PROBLEM DETAILS: Each entry must be output once more without any change.

[Dataset rows for apps and sites]
=====
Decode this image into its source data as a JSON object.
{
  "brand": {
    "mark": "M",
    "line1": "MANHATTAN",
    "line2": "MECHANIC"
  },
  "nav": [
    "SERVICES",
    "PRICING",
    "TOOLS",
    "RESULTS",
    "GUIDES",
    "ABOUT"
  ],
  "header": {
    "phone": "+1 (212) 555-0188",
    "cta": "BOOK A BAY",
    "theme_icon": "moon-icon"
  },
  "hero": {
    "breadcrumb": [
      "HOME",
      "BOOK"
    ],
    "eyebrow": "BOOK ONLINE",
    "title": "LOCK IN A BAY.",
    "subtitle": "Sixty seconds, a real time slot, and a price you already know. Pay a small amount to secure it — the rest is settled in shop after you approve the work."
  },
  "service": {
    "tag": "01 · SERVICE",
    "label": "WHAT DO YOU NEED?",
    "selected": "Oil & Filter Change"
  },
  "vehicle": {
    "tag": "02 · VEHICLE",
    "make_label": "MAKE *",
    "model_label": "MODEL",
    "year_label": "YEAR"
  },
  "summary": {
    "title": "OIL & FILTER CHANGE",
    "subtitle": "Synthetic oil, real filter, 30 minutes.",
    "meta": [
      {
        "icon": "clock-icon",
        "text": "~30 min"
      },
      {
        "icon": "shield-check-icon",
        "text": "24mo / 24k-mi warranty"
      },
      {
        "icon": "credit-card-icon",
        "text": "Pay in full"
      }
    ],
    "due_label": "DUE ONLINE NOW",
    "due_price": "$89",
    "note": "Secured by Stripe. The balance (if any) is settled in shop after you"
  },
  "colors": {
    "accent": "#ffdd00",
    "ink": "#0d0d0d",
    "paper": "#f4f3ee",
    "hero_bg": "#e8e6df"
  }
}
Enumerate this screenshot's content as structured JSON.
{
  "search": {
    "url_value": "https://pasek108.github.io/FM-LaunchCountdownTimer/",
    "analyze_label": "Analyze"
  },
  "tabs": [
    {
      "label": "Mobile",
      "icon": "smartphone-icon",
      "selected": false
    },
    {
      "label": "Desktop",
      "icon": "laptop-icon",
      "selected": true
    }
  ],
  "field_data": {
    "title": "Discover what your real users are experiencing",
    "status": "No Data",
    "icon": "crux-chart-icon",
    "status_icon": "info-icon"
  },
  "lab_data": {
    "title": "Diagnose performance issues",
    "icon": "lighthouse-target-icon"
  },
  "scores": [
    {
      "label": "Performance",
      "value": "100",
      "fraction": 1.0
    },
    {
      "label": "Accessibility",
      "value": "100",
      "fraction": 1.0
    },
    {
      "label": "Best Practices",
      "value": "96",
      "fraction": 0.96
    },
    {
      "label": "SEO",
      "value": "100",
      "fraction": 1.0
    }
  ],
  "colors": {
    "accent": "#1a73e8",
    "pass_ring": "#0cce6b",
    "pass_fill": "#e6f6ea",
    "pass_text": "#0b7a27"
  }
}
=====
OUTPUT FOR THIS EXERCISE:
Decode this image into its source data as a JSON object.
{
  "brand": {
    "mark": "M",
    "line1": "MANHATTAN",
    "line2": "MECHANIC"
  },
  "nav": [
    "SERVICES",
    "PRICING",
    "TOOLS",
    "RESULTS",
    "GUIDES",
    "ABOUT"
  ],
  "header": {
    "phone": "+1 (212) 555-0188",
    "cta": "BOOK A BAY",
    "theme_icon": "moon-icon"
  },
  "hero": {
    "breadcrumb": [
      "HOME",
      "BOOK"
    ],
    "eyebrow": "BOOK ONLINE",
    "title": "LOCK IN A BAY.",
    "subtitle": "Sixty seconds, a real time slot, and a price you already know. Pay a small amount to secure it — the rest is settled in shop after you approve the work."
  },
  "service": {
    "tag": "01 · SERVICE",
    "label": "WHAT DO YOU NEED?",
    "selected": "Oil & Filter Change"
  },
  "vehicle": {
    "tag": "02 · VEHICLE",
    "make_label": "MAKE *",
    "model_label": "MODEL",
    "year_label": "YEAR"
  },
  "summary": {
    "title": "OIL & FILTER CHANGE",
    "subtitle": "Synthetic oil, real filter, 30 minutes.",
    "meta": [
      {
        "icon": "clock-icon",
        "text": "~30 min"
      },
      {
        "icon": "shield-check-icon",
        "text": "24mo / 24k-mi warranty"
      },
      {
        "icon": "credit-card-icon",
        "text": "Pay in full"
      }
    ],
    "due_label": "DUE ONLINE NOW",
    "due_price": "$89",
    "note": "Secured by Stripe. The balance (if any) is settled in shop after you"
  },
  "colors": {
    "accent": "#ffdd00",
    "ink": "#0d0d0d",
    "paper": "#f4f3ee",
    "hero_bg": "#e8e6df"
  }
}
Enumerate this screenshot's content as structured JSON.
{
  "search": {
    "url_value": "https://pasek108.github.io/FM-LaunchCountdownTimer/",
    "analyze_label": "Analyze"
  },
  "tabs": [
    {
      "label": "Mobile",
      "icon": "smartphone-icon",
      "selected": false
    },
    {
      "label": "Desktop",
      "icon": "laptop-icon",
      "selected": true
    }
  ],
  "field_data": {
    "title": "Discover what your real users are experiencing",
    "status": "No Data",
    "icon": "crux-chart-icon",
    "status_icon": "info-icon"
  },
  "lab_data": {
    "title": "Diagnose performance issues",
    "icon": "lighthouse-target-icon"
  },
  "scores": [
    {
      "label": "Performance",
      "value": "100",
      "fraction": 1.0
    },
    {
      "label": "Accessibility",
      "value": "100",
      "fraction": 1.0
    },
    {
      "label": "Best Practices",
      "value": "96",
      "fraction": 0.96
    },
    {
      "label": "SEO",
      "value": "100",
      "fraction": 1.0
    }
  ],
  "colors": {
    "accent": "#1a73e8",
    "pass_ring": "#0cce6b",
    "pass_fill": "#e6f6ea",
    "pass_text": "#0b7a27"
  }
}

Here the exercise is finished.